The Ministry of External Affairs on Friday said it is closely monitoring the situation in Maldives, whose Supreme Court on Thursday ordered the immediate release of exiled former leader Mohamed Nasheed and eight others, AP reported. The court also said their trials violated the constitution and international law.

“In the spirit of democracy and rule of law, it is imperative for all organs of the government of Maldives to respect and abide by the order of the apex court,” the External Affairs ministry said.

The government of President Yameen Abdul Gayoom, meanwhile, said that it was in discussions with the Supreme Court and the validity of the ruling is yet to be decided, Rajje TV reported.

Defence Minister Adam Shareef said the island nation was in a “volatile” situation that posed “a risk to national security”. He asked for the support of law-enforcement officers after the police initially announced they would enforce the ruling. Attorney General Mohamed Anil sacked Police Commissioner Ahmed Areef, making the announcement at a late-night press conference, BBC reported.

The police on Thursday night fired tear gas at opposition supporters, who took to the streets of the capital city Male to celebrate the verdict. “We will use force and will not be responsible for any damage inflicted by using force,” Maldives Independent quoted the police as saying. People were reportedly manhandled and led away by police officers.

Political turmoil

Nasheed, who is Maldives’ first democratically elected president, is President Yameen Abdul Gayoom’s main rival. Gayoom, the half brother of the country’s former leader Maumoon Abdul Gayoom, will seek re-election later this year.

Nasheed had resigned in 2012 after massive public protests against his decision to arrest a senior judge. In 2013, he lost the presidential election to Yameen Abdul Gayoom. Two years later, Nasheed was handed a 13-year prison sentence for ordering the judge’s arrest.
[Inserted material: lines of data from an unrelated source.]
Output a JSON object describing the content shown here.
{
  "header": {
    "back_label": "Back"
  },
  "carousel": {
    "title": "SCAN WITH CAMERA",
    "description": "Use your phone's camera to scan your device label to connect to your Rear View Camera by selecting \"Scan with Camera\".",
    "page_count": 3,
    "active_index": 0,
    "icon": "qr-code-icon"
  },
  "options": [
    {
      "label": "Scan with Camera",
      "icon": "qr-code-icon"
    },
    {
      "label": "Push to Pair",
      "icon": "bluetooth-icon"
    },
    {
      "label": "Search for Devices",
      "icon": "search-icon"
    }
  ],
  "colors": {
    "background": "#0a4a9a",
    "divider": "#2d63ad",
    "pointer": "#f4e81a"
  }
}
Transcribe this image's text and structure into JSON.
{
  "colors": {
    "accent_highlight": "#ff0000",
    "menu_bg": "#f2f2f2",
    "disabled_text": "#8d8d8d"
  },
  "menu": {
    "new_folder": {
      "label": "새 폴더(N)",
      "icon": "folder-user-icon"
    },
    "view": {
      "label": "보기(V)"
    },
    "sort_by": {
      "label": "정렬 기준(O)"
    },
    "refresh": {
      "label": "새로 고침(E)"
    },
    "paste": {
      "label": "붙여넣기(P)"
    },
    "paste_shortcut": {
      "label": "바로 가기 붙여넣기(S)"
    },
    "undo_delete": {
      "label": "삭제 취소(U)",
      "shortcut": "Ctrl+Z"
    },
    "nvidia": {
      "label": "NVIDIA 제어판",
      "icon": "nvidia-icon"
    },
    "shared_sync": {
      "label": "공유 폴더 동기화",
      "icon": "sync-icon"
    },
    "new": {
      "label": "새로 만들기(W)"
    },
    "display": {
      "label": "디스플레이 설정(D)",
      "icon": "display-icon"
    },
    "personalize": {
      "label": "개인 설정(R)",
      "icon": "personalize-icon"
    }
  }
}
But, he later fled to Britain,where he received asylum.

Most of the president’s other political rivals, who had not gone in exile, were also jailed. Yameen Abdul Gayoom, however, had a fallout with Maumoon Abdul Gayoom. Eight ruling party lawmakers loyal to the latter defected in March 2017, saying they would work with Nasheed’s Maldivian Democratic Party to stop the president.

In August 2017, the Opposition had claimed that the security forces locked down Parliament on Yameen Abdul Gayoom’s order to stop them from attempting to impeach the speaker, who is an ally of the president.